By: Neapolitan Staff
Q. How did your life as a cellist begin?
MK: When I was four years old, I wanted to play bass. However, I was obviously too small. My older twin brothers played cello. So, I decided to play the cello like them until I was big enough to play bass. I began playing cello at five. I absolutely loved it and never considered bass again.
Q. Can you describe the way music makes you feel?
MK: Music does not make me feel any particular way. Love, peace, joy, and happiness are not inherent in things of the world or outside of myself. They are manifestations of my inner higher Self. So I bring a particular something to music instead of music bringing something to me, and it's mostly a combination of all the above: love, peace, joy, and happiness.
Q. Do you play any other musical instruments or enjoy other arts?
MK: I am also a percussionist. I'm in the marching band at school. Presently I play marimba, vibraphone, tums, and cymbals in the pit percussion section. However, I play most all percussion instruments.
Q. Who have been your main sources of inspiration as you continue your development as an artist?
MK: My older twin brothers have been my main source of inspiration. They are twelve years older than I am, and I have wanted to be like them in every way.
Q. How do you balance music practice and pursuits with school academics?
MK: I was home schooled until 2015. The balancing act was very easy. I had time to spend 6 to 8 hours on cello and 2 hours on percussion in addition to daily school work. It was one-to-one. There was no daily getting up to go anywhere. There was no passing classes. My time was structured with precision; every moment had to count. It was quite easy. In October 2015, I started public high school. I started 6 weeks late, so I had to play catch up/ keep up. Then I had to get up early enough to shower and dress, eat breakfast, and catch a six o'clock school bus each morning. It's a huge school; getting lost between classes the first week was frustrating but I learned fast. Catching the evening school bus was daunting. Sometimes the bus changed pickup location, but that was a detail you had to know. I didn't initially. It was tough at first, but I was determined to get it right, a matter of prioritizing and sticking to a schedule. So now when I get in from school, I practice cello for about 1-2 hours. Then I proceed to do my homework.
Q. Do you have a favorite composer, composition, or genre of music? Why?
MK: I do not have a favorite composer because I think that every composer serves his/her own purpose as contributors to the world's musical repertoire. Also, I respect all genres of music because there are aspects of each genre that is unique.
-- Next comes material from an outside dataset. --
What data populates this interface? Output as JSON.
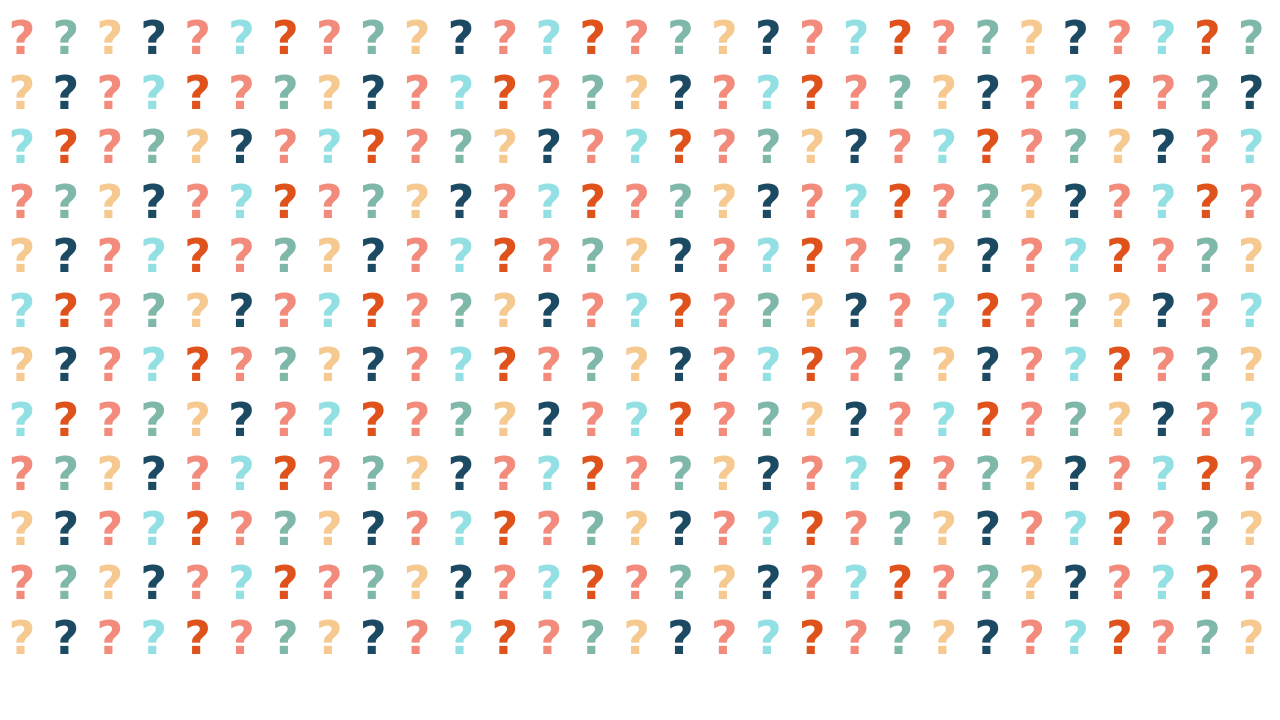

To me,there is no such thing as a type of music that is the absolute best.
Q. If you could meet one composer or performing artist, who would it be, and why?
MK: The performing artist I want to meet most is the one and only Yo-Yo Ma. He has been my favorite cellist since I began playing cello. Whenever I listen to a piece that I am studying, I try to find recordings of him playing that piece and incorporate certain aspects of his playing style into my own playing.
Q. You have said before that music helps you gain a greater sense of respect for yourself and for other people. Can you please explain your statement in greater detail?
MK: Everyone has a different talent or activity that he/she is passionate about. Usually, if people put huge amounts of time and effort into what they do, they become very proficient in that particular endeavor. Since I have invested a lot of time, energy, and resources into music, it helps me to respect what others do even more because I understand the hard work that went into my own craft.
Q. What has been the most interesting or most memorable performance experience in your life so far?
MK: My most memorable performance was the one at the Kennedy Center for the Children's Defense Fund's 40th year anniversary celebration, September 29, 2013. The audience was the warmest audience I had ever encountered. They made me feel very comfortable. Even though there were thousands of people, I felt that I had a personal connection with every single person.
Q. Where do you dream of performing the most?
I dream of performing at the White House before President Obama leaves. I know it will take a miracle, but I believe in miracles! I have always wanted to play for the President.
Q. Besides music, what additional interests do you have?
MK: I have huge interests in computer technology and robotic engineering. I think I can contribute something to the world to make it a better place through something I may create.
Watch Malik's interesting and extremely informative TED talk in the video below:
Malik Kofi is an extraordinarily talented 15 year old young cellist from Birmingham, Alabama. In addition to his most prodigious accomplishments on the cello, Malik also plays a number of other instruments: the marimba, vibraphone, cymbals, tums (drums); he is also an accomplished public speaker. We caught up with Malik while in the midst of a very busy academic schedule, and were grateful for the opportunity to learn some more about him and his life as a young musician in the following interview: